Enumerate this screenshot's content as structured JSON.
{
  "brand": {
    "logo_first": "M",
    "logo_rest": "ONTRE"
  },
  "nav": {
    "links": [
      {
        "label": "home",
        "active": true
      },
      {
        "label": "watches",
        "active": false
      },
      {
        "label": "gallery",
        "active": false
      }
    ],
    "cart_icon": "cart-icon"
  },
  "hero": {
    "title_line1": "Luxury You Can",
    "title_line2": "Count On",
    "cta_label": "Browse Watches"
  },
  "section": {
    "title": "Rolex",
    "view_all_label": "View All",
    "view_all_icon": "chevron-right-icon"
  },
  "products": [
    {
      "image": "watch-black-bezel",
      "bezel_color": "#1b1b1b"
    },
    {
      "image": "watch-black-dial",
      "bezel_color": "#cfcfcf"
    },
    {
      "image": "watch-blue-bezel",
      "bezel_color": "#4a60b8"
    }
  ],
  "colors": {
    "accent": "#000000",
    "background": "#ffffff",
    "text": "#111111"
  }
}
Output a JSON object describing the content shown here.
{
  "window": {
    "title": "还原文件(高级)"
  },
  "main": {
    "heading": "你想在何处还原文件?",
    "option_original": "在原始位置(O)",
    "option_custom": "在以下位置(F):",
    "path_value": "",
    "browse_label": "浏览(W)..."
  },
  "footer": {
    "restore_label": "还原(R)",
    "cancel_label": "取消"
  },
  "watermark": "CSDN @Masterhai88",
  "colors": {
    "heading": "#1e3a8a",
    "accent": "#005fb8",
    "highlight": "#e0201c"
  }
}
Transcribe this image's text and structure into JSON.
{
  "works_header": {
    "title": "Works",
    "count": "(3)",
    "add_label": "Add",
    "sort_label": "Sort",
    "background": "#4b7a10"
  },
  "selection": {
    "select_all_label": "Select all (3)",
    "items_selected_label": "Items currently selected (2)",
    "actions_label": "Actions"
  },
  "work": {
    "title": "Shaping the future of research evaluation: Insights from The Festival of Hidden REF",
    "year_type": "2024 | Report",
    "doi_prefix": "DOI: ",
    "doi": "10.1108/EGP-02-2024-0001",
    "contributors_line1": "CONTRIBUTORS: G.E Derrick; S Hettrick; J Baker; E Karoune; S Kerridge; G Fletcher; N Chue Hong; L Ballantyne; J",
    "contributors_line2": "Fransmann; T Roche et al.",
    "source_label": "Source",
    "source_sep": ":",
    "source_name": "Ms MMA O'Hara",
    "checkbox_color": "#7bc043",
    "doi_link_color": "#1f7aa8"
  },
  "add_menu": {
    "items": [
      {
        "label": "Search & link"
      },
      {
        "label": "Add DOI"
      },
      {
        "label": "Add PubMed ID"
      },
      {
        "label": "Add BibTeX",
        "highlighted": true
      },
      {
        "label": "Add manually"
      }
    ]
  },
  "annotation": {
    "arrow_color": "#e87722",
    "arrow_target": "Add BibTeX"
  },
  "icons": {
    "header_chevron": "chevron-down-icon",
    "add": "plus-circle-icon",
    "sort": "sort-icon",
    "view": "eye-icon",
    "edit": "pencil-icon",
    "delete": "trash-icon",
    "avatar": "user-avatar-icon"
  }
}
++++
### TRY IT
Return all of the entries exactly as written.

### TASK RESULT
Enumerate this screenshot's content as structured JSON.
{
  "brand": {
    "logo_first": "M",
    "logo_rest": "ONTRE"
  },
  "nav": {
    "links": [
      {
        "label": "home",
        "active": true
      },
      {
        "label": "watches",
        "active": false
      },
      {
        "label": "gallery",
        "active": false
      }
    ],
    "cart_icon": "cart-icon"
  },
  "hero": {
    "title_line1": "Luxury You Can",
    "title_line2": "Count On",
    "cta_label": "Browse Watches"
  },
  "section": {
    "title": "Rolex",
    "view_all_label": "View All",
    "view_all_icon": "chevron-right-icon"
  },
  "products": [
    {
      "image": "watch-black-bezel",
      "bezel_color": "#1b1b1b"
    },
    {
      "image": "watch-black-dial",
      "bezel_color": "#cfcfcf"
    },
    {
      "image": "watch-blue-bezel",
      "bezel_color": "#4a60b8"
    }
  ],
  "colors": {
    "accent": "#000000",
    "background": "#ffffff",
    "text": "#111111"
  }
}
Output a JSON object describing the content shown here.
{
  "window": {
    "title": "还原文件(高级)"
  },
  "main": {
    "heading": "你想在何处还原文件?",
    "option_original": "在原始位置(O)",
    "option_custom": "在以下位置(F):",
    "path_value": "",
    "browse_label": "浏览(W)..."
  },
  "footer": {
    "restore_label": "还原(R)",
    "cancel_label": "取消"
  },
  "watermark": "CSDN @Masterhai88",
  "colors": {
    "heading": "#1e3a8a",
    "accent": "#005fb8",
    "highlight": "#e0201c"
  }
}
Transcribe this image's text and structure into JSON.
{
  "works_header": {
    "title": "Works",
    "count": "(3)",
    "add_label": "Add",
    "sort_label": "Sort",
    "background": "#4b7a10"
  },
  "selection": {
    "select_all_label": "Select all (3)",
    "items_selected_label": "Items currently selected (2)",
    "actions_label": "Actions"
  },
  "work": {
    "title": "Shaping the future of research evaluation: Insights from The Festival of Hidden REF",
    "year_type": "2024 | Report",
    "doi_prefix": "DOI: ",
    "doi": "10.1108/EGP-02-2024-0001",
    "contributors_line1": "CONTRIBUTORS: G.E Derrick; S Hettrick; J Baker; E Karoune; S Kerridge; G Fletcher; N Chue Hong; L Ballantyne; J",
    "contributors_line2": "Fransmann; T Roche et al.",
    "source_label": "Source",
    "source_sep": ":",
    "source_name": "Ms MMA O'Hara",
    "checkbox_color": "#7bc043",
    "doi_link_color": "#1f7aa8"
  },
  "add_menu": {
    "items": [
      {
        "label": "Search & link"
      },
      {
        "label": "Add DOI"
      },
      {
        "label": "Add PubMed ID"
      },
      {
        "label": "Add BibTeX",
        "highlighted": true
      },
      {
        "label": "Add manually"
      }
    ]
  },
  "annotation": {
    "arrow_color": "#e87722",
    "arrow_target": "Add BibTeX"
  },
  "icons": {
    "header_chevron": "chevron-down-icon",
    "add": "plus-circle-icon",
    "sort": "sort-icon",
    "view": "eye-icon",
    "edit": "pencil-icon",
    "delete": "trash-icon",
    "avatar": "user-avatar-icon"
  }
}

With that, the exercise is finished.